Last Updated on September 1, 2023 by Lori Pace
Transactional relationships are those that are based on mutuality and need. Both parties in a transactional relationship expect to get something in return for their investment. These relationships do not assume that you should expect anything in return for your investment.
Transactional relationships can be compared to business connections in that they are based on how much one person can get from the other and not what they can offer.
Characteristics of Transactional Relationship
Transactional relationships are something that we all have at some point in our lives. However, if you place too much emphasis on receiving and not on loving, trusting, and caring, you might end up feeling disappointed and alone.
Signs of Transactional Relationship
The Emphasis Is On Getting, Not Giving
Transactional relationships are therefore centered around self-benefits. The question is “What am I getting out of this?” When one party fails to fulfill their end of the deal, the bond is usually broken. These relationships are often unstable and don’t last very long.
Both Sides Have Expectations
In a transactional relationship, both partners have expectations. They may be looking for power, money, legitimacy or some other thing.
Quid Pro Quo: Benefits are the main focus
Transactional relationship is built on the principle of giving and receiving. These relationships are similar to business connections. There is more emphasis on who brings what and what the person can gain. If there isn’t reciprocity, or if the goals and expectations of both partners don’t align, transactional relationships can cause resentment.
There is Resentment
Because of the potential conflict between partners’ goals, transactional relationship can be challenging. This can cause partners to have different priorities and become irritated.
One partner might devote all their energy and time to their family. The other partner may be focused on business at the same moment, missing out on family gatherings and events, causing anger and conflict. Additionally, if one partner is too generous, it can lead to anger and resentment.
Transactional Relationship vs. Authentic Connection
Arranged marriage is one of the most common types of transactional relationships. It is still common in Eastern cultures. This type of marriage is where love, attraction, compatibility, and status are less important than money and future prospects.
Many romantic relationships in Western society are transactional. Even if you don’t choose your partner solely on their social or financial status, it can be attractive to have a relationship with someone who can provide financial stability, at least subconsciously.
Transactional relationship can be a good thing. However, couples who are in them will give and take. They tend to value their own self-interest more than the real, genuine connection that is characteristic of relational, conscious relationships. Transactional relationships are more likely than conscious relationships to be manipulative.
Couples who are conscious of their partner’s feelings, needs, and perspectives, on the contrary, are aware of each other. Both are committed to strengthening their relationship and will give to each other without expectation of anything in return.
Transactional Relationship & Male Loneliness
Most men were raised according to masculinity norms. They learned that they should be strong and dominant, control their money and hide their emotions.

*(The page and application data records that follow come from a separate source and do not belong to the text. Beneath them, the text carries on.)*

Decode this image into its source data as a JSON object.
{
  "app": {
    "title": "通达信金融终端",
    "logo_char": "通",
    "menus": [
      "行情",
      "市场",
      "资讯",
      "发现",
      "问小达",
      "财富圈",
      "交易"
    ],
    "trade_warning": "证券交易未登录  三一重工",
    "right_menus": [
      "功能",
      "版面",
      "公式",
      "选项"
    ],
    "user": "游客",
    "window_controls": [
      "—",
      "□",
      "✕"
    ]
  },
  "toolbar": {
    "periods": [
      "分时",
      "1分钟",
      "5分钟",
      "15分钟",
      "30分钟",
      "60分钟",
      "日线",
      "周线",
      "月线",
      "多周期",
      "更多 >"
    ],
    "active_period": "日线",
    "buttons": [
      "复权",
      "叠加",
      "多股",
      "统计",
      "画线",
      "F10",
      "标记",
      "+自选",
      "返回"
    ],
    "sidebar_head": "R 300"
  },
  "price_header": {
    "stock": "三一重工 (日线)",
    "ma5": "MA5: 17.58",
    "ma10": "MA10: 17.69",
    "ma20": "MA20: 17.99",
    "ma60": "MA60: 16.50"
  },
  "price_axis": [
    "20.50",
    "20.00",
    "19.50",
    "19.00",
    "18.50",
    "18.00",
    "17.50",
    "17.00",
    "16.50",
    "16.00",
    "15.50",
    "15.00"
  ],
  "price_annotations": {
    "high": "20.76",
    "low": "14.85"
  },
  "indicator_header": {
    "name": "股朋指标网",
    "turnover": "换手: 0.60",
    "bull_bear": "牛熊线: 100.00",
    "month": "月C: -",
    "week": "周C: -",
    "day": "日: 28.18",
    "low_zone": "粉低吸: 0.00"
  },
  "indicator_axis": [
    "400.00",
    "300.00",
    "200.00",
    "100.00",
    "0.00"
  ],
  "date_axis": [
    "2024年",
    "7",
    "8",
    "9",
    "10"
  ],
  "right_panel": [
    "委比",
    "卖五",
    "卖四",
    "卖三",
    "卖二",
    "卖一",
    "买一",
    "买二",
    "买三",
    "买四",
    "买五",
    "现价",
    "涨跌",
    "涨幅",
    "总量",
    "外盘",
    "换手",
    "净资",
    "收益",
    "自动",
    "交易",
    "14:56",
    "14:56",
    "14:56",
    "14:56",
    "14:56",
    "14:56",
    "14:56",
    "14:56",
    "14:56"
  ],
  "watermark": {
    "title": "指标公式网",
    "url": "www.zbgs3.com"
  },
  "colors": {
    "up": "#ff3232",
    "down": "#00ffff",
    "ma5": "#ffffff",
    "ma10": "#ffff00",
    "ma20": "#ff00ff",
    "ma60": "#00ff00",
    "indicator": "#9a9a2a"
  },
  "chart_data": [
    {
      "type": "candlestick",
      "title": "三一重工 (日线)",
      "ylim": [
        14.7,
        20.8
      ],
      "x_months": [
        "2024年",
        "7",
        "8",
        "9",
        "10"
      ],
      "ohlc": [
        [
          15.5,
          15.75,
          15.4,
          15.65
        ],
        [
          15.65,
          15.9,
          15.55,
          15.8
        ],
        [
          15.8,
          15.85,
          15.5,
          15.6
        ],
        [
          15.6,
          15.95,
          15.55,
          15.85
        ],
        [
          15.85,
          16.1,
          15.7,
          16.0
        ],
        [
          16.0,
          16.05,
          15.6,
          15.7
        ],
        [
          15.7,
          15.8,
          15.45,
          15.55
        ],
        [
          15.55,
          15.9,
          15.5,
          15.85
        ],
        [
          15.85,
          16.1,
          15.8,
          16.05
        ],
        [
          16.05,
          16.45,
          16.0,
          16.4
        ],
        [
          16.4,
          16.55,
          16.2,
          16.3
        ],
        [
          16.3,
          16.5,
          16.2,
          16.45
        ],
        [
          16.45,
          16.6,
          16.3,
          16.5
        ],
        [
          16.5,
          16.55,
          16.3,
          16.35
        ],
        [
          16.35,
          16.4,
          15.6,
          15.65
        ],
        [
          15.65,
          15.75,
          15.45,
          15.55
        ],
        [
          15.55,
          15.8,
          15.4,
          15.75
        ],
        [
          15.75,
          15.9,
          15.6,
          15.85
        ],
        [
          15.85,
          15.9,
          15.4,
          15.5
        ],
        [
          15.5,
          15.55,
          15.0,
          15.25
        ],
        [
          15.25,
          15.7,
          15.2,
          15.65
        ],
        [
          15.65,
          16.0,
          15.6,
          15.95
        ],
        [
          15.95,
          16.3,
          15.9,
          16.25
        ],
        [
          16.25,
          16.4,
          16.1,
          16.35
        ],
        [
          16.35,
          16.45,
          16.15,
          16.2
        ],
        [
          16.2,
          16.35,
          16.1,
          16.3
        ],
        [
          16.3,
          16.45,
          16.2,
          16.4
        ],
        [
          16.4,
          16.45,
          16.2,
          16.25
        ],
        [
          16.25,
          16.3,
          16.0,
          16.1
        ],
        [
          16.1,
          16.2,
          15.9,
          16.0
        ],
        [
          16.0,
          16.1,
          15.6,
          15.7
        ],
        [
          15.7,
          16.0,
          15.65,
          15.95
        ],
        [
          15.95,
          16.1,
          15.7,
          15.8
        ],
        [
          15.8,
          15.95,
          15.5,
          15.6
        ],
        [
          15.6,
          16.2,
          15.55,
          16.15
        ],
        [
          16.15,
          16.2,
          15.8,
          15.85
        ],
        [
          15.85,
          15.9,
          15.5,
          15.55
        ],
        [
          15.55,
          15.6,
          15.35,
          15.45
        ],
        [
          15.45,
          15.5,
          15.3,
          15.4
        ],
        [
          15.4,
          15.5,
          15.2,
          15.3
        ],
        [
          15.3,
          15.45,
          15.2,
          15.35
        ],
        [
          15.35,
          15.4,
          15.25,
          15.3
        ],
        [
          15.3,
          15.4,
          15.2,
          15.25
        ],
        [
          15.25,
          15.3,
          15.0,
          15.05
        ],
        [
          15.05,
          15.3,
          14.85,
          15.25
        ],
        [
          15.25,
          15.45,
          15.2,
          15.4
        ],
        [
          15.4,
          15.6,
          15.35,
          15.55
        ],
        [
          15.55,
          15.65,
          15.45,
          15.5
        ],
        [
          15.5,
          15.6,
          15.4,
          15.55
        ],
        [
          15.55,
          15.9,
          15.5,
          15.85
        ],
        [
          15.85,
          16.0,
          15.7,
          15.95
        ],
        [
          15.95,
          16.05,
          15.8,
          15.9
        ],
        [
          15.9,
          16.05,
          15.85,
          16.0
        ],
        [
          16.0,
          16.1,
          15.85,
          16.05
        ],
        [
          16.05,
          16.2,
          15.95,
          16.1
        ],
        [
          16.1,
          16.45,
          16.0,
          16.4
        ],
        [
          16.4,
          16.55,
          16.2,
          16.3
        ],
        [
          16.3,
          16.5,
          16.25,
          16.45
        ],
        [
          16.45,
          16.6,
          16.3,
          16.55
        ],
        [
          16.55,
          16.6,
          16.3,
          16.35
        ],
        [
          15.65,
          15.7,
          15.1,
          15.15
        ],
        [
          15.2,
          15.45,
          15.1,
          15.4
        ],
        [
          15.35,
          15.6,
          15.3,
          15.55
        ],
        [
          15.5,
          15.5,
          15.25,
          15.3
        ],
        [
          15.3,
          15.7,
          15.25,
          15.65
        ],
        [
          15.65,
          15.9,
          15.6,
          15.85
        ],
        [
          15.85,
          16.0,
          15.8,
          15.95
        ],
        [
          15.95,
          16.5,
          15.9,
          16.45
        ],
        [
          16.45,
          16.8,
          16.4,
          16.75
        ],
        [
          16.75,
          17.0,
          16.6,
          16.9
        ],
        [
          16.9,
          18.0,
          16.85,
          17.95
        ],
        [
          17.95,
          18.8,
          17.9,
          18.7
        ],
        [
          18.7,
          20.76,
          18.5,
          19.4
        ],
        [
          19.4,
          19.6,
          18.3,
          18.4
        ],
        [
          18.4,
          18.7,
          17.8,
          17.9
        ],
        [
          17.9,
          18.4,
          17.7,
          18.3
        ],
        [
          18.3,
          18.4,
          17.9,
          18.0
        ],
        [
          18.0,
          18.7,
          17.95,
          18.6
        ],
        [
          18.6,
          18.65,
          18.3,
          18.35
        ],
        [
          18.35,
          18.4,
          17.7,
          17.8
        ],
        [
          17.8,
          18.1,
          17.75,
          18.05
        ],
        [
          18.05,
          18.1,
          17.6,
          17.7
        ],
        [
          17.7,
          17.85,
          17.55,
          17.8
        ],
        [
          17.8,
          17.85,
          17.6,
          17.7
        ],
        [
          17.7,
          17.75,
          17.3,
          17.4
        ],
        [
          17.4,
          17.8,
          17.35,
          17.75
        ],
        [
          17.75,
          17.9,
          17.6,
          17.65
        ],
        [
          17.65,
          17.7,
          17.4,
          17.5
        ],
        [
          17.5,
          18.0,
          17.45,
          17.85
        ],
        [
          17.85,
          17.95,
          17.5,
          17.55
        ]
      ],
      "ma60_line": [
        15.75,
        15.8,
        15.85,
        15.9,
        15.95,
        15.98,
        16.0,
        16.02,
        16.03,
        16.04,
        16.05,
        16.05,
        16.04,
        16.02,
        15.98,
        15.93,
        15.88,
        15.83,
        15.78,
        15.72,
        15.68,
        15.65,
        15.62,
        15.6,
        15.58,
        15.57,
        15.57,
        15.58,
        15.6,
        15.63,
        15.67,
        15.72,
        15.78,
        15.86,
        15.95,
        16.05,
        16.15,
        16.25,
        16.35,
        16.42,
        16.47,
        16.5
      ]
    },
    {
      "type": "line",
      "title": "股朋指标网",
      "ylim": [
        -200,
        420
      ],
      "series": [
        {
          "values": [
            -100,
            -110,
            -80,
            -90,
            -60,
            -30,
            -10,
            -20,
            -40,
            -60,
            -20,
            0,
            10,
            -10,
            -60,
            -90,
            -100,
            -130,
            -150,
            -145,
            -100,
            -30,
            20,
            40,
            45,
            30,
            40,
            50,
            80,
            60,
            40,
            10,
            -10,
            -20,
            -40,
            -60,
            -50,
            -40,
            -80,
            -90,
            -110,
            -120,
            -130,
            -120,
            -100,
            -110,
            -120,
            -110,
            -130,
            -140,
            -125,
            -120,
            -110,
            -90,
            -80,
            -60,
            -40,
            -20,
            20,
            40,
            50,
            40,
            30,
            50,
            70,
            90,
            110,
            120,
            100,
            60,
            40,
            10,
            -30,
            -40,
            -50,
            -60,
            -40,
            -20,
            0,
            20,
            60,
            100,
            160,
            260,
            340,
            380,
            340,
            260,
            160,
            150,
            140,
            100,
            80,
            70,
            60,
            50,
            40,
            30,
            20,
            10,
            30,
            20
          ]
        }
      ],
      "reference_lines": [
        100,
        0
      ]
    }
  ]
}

Some men see their relationships as an exchange for goods. For sex and business, there are many opportunities to make money. A man must be able to dominate others and make lucrative deals in order to rise in society and earn his position.
This transactional metric of being a man can be learned early in life and can lead to a loss of real connections, isolation and loneliness for men.